[WORK TO BE COMPLETED]
Set down the data below word for word, and leave the images aside.

[Items from an interface collection]
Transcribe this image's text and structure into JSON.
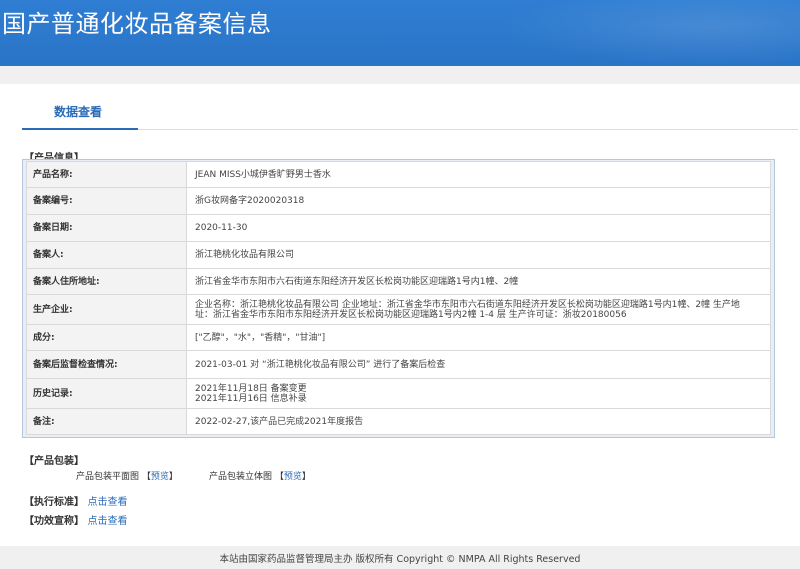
{
  "header": {
    "title": "国产普通化妆品备案信息"
  },
  "tab": {
    "label": "数据查看"
  },
  "product_info": {
    "section_title": "【产品信息】",
    "rows": [
      {
        "key": "产品名称:",
        "value": "JEAN MISS小城伊香旷野男士香水"
      },
      {
        "key": "备案编号:",
        "value": "浙G妆网备字2020020318"
      },
      {
        "key": "备案日期:",
        "value": "2020-11-30"
      },
      {
        "key": "备案人:",
        "value": "浙江艳桃化妆品有限公司"
      },
      {
        "key": "备案人住所地址:",
        "value": "浙江省金华市东阳市六石街道东阳经济开发区长松岗功能区迎瑞路1号内1幢、2幢"
      },
      {
        "key": "生产企业:",
        "line1": "企业名称：浙江艳桃化妆品有限公司 企业地址：浙江省金华市东阳市六石街道东阳经济开发区长松岗功能区迎瑞路1号内1幢、2幢 生产地",
        "line2": "址：浙江省金华市东阳市东阳经济开发区长松岗功能区迎瑞路1号内2幢 1-4 层 生产许可证：浙妆20180056"
      },
      {
        "key": "成分:",
        "value": "[\"乙醇\"，\"水\"，\"香精\"，\"甘油\"]"
      },
      {
        "key": "备案后监督检查情况:",
        "value": "2021-03-01 对 “浙江艳桃化妆品有限公司” 进行了备案后检查"
      },
      {
        "key": "历史记录:",
        "line1": "2021年11月18日 备案变更",
        "line2": "2021年11月16日 信息补录"
      },
      {
        "key": "备注:",
        "value": "2022-02-27,该产品已完成2021年度报告"
      }
    ]
  },
  "packaging": {
    "section_title": "【产品包装】",
    "flat_label": "产品包装平面图",
    "flat_link": "预览",
    "solid_label": "产品包装立体图",
    "solid_link": "预览",
    "bracket_open": "【",
    "bracket_close": "】"
  },
  "standard": {
    "section_title": "【执行标准】",
    "link": "点击查看"
  },
  "efficacy": {
    "section_title": "【功效宣称】",
    "link": "点击查看"
  },
  "footer": {
    "text": "本站由国家药品监督管理局主办 版权所有 Copyright © NMPA All Rights Reserved"
  }
}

[SOLUTION FOR THIS PROBLEM]
Transcribe this image's text and structure into JSON.
{
  "header": {
    "title": "国产普通化妆品备案信息"
  },
  "tab": {
    "label": "数据查看"
  },
  "product_info": {
    "section_title": "【产品信息】",
    "rows": [
      {
        "key": "产品名称:",
        "value": "JEAN MISS小城伊香旷野男士香水"
      },
      {
        "key": "备案编号:",
        "value": "浙G妆网备字2020020318"
      },
      {
        "key": "备案日期:",
        "value": "2020-11-30"
      },
      {
        "key": "备案人:",
        "value": "浙江艳桃化妆品有限公司"
      },
      {
        "key": "备案人住所地址:",
        "value": "浙江省金华市东阳市六石街道东阳经济开发区长松岗功能区迎瑞路1号内1幢、2幢"
      },
      {
        "key": "生产企业:",
        "line1": "企业名称：浙江艳桃化妆品有限公司 企业地址：浙江省金华市东阳市六石街道东阳经济开发区长松岗功能区迎瑞路1号内1幢、2幢 生产地",
        "line2": "址：浙江省金华市东阳市东阳经济开发区长松岗功能区迎瑞路1号内2幢 1-4 层 生产许可证：浙妆20180056"
      },
      {
        "key": "成分:",
        "value": "[\"乙醇\"，\"水\"，\"香精\"，\"甘油\"]"
      },
      {
        "key": "备案后监督检查情况:",
        "value": "2021-03-01 对 “浙江艳桃化妆品有限公司” 进行了备案后检查"
      },
      {
        "key": "历史记录:",
        "line1": "2021年11月18日 备案变更",
        "line2": "2021年11月16日 信息补录"
      },
      {
        "key": "备注:",
        "value": "2022-02-27,该产品已完成2021年度报告"
      }
    ]
  },
  "packaging": {
    "section_title": "【产品包装】",
    "flat_label": "产品包装平面图",
    "flat_link": "预览",
    "solid_label": "产品包装立体图",
    "solid_link": "预览",
    "bracket_open": "【",
    "bracket_close": "】"
  },
  "standard": {
    "section_title": "【执行标准】",
    "link": "点击查看"
  },
  "efficacy": {
    "section_title": "【功效宣称】",
    "link": "点击查看"
  },
  "footer": {
    "text": "本站由国家药品监督管理局主办 版权所有 Copyright © NMPA All Rights Reserved"
  }
}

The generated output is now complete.